Last month, a volunteer with the American Civil Liberties Union cornered former Vice President Joe Biden on a rope line at a campaign event and pressed him for an answer to a simple question: Would he commit to repealing the Hyde Amendment?
As is often the case in spontaneous rope line interactions, Biden’s response was a bit meandering. Nevertheless, the takeaway from Biden’s exchange seemed clear. “It can’t stay,” he said, before quickly moving on to another person in the crowd. The entire conversation was caught on camera and shared by the ACLU’s social media accounts.
On Wednesday, Biden’s campaign confirmed that he does in fact still support the Hyde Amendment, putting him squarely to the right of almost the entire Democratic field — and at least two Republican senators — on the issue of abortion access. The footage of him seemingly vowing to overturn the amendment was the result of a misunderstanding, Biden’s campaign told ThinkProgress.
“Biden misheard the woman on the rope line and thought she was referring to the Mexico City rule, which prevents federal aid money from going to organizations overseas that perform abortions,” said the campaign in a statement.
“He supports the repeal of the Mexico City rule because it prevents critical aid from going to organizations even if abortion is a very small fraction of the work they are doing. He has not at this point changed his position on the Hyde Amendment.”
The Hyde Amendment has been included in every federal appropriations bill for more than 40 years. It bans the federal government from subsidizing the cost of abortion services except in rare cases where childbirth threatens the life of the mother or a pregnancy is the result of rape or incest.
Efforts by Senate Republicans to make permanent the bans on federal funding have repeatedly failed, most recently in January when GOP Senators Susan Collins (ME) and Lisa Murkowski (AK) joined with nearly all Democrats in opposing it. Meanwhile, Democrats in Congress — including Sens. Kamala Harris (CA), Elizabeth Warren (MA), Kirsten Gillibrand (NY) and Amy Klobuchar (MN) — have co-sponsored legislation to overturn the ban entirely.
Biden’s legislative history on reproductive rights is complex. He first won a seat in the House around the same time Roe became law, and held office during a time when public opinion has undergone its own shifts.
On the campaign trail, Biden continually asserts the importance of Roe v. Wade, and has repeatedly vowed to defend legal access to abortion as president. In the Senate, he was one of just a handful of Democrats to vote against even the narrowest of exceptions to the Hyde Amendment in the 1980s.
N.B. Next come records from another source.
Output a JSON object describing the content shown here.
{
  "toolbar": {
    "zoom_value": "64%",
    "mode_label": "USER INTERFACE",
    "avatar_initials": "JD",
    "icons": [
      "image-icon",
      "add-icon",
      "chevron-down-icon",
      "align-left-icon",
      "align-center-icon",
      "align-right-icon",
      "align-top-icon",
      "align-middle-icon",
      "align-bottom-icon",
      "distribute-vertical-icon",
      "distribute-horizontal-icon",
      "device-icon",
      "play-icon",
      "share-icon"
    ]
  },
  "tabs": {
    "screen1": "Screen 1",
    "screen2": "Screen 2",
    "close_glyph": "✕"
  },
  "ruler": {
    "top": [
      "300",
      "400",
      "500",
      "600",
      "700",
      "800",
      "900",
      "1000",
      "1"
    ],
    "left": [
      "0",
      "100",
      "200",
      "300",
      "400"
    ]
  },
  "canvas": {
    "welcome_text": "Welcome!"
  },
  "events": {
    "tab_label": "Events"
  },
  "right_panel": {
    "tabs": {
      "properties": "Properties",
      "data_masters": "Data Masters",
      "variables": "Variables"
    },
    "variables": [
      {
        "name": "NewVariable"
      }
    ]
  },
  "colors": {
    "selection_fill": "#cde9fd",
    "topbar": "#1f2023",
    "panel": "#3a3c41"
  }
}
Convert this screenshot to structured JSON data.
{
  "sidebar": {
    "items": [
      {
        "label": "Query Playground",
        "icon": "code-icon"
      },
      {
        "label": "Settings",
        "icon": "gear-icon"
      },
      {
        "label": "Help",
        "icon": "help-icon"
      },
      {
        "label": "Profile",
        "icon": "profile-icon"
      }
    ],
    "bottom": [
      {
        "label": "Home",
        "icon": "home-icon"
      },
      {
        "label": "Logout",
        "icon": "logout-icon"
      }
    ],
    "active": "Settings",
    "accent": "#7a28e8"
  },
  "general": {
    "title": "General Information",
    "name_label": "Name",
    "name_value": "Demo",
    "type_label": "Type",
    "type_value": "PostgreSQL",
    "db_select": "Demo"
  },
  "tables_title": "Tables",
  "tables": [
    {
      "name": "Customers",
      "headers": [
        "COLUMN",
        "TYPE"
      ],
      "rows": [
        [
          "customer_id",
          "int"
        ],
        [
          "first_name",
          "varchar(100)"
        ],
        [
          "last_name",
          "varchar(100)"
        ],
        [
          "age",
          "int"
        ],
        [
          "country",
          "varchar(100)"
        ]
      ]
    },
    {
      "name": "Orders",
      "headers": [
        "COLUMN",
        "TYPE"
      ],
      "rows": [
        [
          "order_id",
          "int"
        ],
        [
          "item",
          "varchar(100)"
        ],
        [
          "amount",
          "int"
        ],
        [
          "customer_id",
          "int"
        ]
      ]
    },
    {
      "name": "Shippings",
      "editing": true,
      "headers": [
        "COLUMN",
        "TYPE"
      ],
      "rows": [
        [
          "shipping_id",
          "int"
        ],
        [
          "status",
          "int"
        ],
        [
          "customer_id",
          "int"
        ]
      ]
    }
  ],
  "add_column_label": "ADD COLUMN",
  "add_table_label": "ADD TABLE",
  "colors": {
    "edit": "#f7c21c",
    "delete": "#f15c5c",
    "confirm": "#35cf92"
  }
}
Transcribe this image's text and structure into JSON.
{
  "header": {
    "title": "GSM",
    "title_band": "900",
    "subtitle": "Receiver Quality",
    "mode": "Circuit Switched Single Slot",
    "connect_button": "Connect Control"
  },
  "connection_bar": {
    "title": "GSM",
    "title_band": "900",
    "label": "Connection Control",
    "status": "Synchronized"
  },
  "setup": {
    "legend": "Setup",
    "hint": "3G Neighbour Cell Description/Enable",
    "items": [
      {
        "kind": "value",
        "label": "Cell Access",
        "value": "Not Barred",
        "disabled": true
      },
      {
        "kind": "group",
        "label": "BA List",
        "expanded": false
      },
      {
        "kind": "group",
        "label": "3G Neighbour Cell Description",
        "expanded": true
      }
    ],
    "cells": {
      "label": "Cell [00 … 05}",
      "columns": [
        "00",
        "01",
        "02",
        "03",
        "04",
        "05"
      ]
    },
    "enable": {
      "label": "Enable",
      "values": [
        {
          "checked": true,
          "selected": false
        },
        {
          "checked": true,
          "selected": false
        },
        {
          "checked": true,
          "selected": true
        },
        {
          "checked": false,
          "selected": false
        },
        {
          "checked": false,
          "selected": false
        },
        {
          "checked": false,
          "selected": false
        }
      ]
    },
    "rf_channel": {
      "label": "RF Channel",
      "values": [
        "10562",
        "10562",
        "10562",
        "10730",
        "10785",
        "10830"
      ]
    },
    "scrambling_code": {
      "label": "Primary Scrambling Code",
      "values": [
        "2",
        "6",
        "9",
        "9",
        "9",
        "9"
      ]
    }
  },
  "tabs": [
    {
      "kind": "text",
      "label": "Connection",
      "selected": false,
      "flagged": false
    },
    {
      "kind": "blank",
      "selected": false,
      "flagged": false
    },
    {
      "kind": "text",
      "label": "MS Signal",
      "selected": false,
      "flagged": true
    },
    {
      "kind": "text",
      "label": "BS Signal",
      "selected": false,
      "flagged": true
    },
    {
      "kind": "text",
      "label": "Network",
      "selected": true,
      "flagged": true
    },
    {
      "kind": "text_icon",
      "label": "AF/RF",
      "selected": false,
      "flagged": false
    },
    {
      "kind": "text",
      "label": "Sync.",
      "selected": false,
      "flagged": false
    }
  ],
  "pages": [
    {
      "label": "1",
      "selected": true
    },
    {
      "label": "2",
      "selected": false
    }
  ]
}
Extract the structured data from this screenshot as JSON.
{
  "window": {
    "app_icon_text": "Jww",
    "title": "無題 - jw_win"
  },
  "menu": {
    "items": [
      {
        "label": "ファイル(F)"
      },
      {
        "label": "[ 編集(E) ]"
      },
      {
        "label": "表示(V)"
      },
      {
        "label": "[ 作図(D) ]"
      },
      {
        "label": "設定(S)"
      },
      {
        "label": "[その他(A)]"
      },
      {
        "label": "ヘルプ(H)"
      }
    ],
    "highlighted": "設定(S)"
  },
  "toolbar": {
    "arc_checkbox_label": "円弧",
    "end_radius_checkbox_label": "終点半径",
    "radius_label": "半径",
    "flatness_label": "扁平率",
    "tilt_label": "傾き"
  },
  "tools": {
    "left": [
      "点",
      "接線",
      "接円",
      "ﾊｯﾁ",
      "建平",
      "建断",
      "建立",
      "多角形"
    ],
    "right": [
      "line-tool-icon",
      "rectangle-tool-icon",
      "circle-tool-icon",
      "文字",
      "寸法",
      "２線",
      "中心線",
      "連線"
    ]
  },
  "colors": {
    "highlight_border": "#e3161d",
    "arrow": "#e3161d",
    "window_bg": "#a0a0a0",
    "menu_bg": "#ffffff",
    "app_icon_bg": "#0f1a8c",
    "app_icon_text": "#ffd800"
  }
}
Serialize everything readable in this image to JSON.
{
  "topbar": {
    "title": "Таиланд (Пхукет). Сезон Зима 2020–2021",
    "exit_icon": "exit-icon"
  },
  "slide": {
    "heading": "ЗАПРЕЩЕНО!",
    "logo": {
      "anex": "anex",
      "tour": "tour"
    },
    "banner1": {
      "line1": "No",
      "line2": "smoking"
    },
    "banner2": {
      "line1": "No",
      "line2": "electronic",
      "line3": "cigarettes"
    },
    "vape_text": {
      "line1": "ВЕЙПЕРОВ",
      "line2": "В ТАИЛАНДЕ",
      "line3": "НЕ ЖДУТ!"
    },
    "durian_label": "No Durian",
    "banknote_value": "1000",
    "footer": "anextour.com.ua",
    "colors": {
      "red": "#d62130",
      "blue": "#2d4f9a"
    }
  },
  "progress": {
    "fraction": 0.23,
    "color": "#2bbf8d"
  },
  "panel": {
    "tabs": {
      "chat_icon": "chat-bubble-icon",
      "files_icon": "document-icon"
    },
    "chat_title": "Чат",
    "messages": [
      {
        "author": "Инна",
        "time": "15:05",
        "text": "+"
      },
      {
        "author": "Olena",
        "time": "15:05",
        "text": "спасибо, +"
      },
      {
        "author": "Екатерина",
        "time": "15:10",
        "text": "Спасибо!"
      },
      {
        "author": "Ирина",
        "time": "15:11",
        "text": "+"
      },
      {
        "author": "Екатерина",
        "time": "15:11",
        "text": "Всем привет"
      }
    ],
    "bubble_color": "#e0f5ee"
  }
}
Even his presidential campaign’s most recent comments reiterating his support for the Hyde Amendment contained a puzzling caveat. In a statement, the Biden campaign said he would reconsider his support for the Hyde Amendment if the Supreme Court were to overturn Roe.
“Given the current draconian attempts to limit access to abortion, if avenues for women to access their protected rights under Roe V Wade are closed, he would be open to repeal,” the campaign told ThinkProgress in a statement.
But advocates say this implies that Roe and the Hyde Amendment are inter-related in ways that they are not. Even if Roe survived legal challenges in a Supreme Court dominated by conservatives, the landmark ruling deals only with legal access to abortion services. It does not address economic access — but the Hyde Amendment serves as an impediment.
“Nearly all our presidential candidates recognize, as do a majority of American voters, that denying Medicaid insurance coverage of abortion can be the same as an outright ban,” read a statement by Destiny Lopez, the co-director of the All* Above All Action Fund, which works to overturn bans prohibiting access to abortion.
“We’re hopeful that just as Vice President Biden has evolved on his support for legal abortion, so too will he advance his understanding of the devastating impact of denying coverage of abortion, especially for women struggling financially.”